Don’t get me wrong, I don’t think Aura is looking to mandate every employee and its dog to be on a VPN 24/7 for the company’s sake. It is more thoughtful than that. Executives at Aura tell me they want organizations and their employees to look holistically at how employees implement more secure financial, device, and identity practices to benefit the business, themselves, and their families.
Everybody knows VPNs slow everything down, so it’s not about relying on all the security suite’s solutions on all devices at all times. Rather it is about implementing better security practices at home to protect all aspects of an employee’s digital life – from finances to identity, personal data, and devices – that could make them a target. It may be as simple as using Aura’s identity monitoring tools and 2FA on logins whenever possible.
And, to make this process even simpler for consumers, Aura is also looking to launch a hardware product in the next year that will identify mobile devices and IoT devices that are vulnerable or malicious to then alert and protect the user.
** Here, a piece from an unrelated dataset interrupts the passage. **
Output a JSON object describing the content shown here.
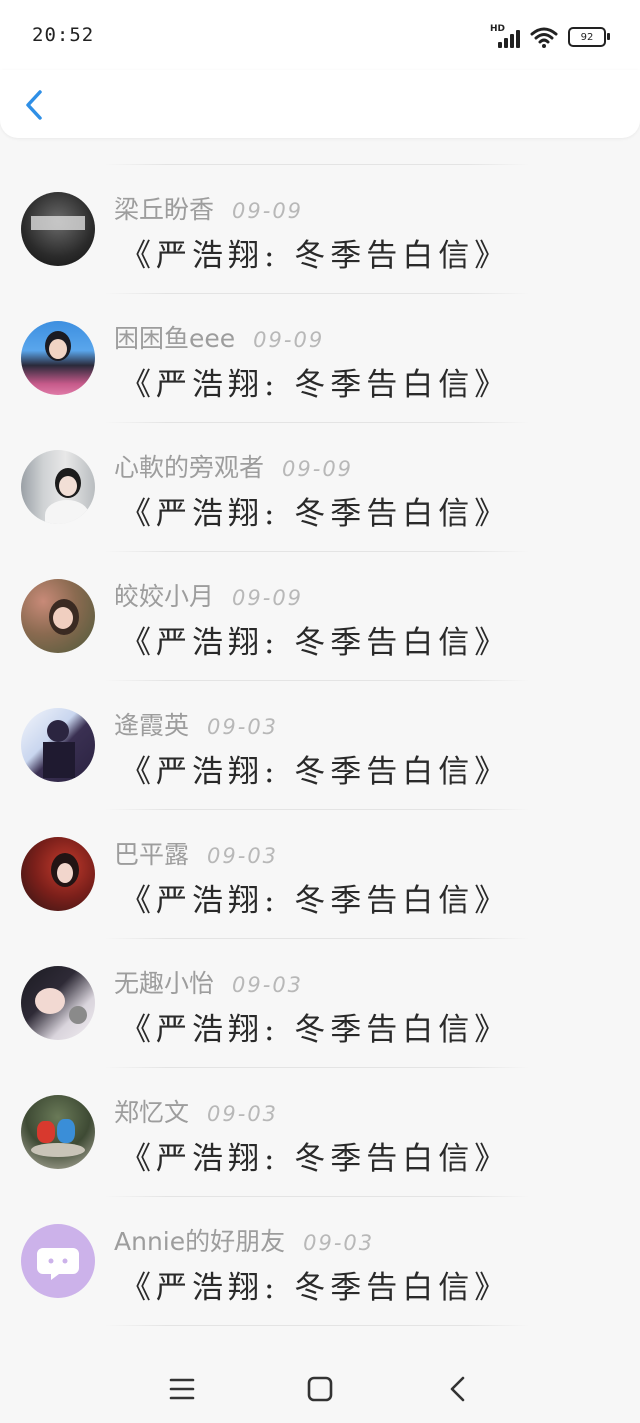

It will be a product that addresses exploits in the home system that are vulnerable even when you don’t know it — like when software is outdated and in need of a patch. I could see this solution drastically improving security and mitigating vulnerabilities in the home. While I can’t say much more about it now, it fits Aura’s vision of bringing security solutions to modern digital users.
Now more than ever, cybercrime is growing at an incredibly alarming rate. But as cybercrime grows, cybercriminals are becoming much more sophisticated, looking towards tactics like social engineering to steal sensitive information that can be used to breach business accounts and networks. Aura as an employee benefit helps organizations better secure their employees and improve their overall security posture by working from the bottom up. The VSB, the very small business crowd, could easily replace the Nortons or McAfees with much better customer satisfaction ratings.
I think this unified approach could create a win-win scenario for both businesses and its employees. In all reality, bad actors are going to go for the easiest targets, and the people and employers who have secure practices in place will be less vulnerable to digital crimes. As Aura continues to roll out its whole suite of digital security offerings, I see it growing more and more appealing to businesses of all sizes looking to protect the business and employees against evolving threats.
Note: Moor Insights & Strategy co-op Jacob Freyman contributed to this article.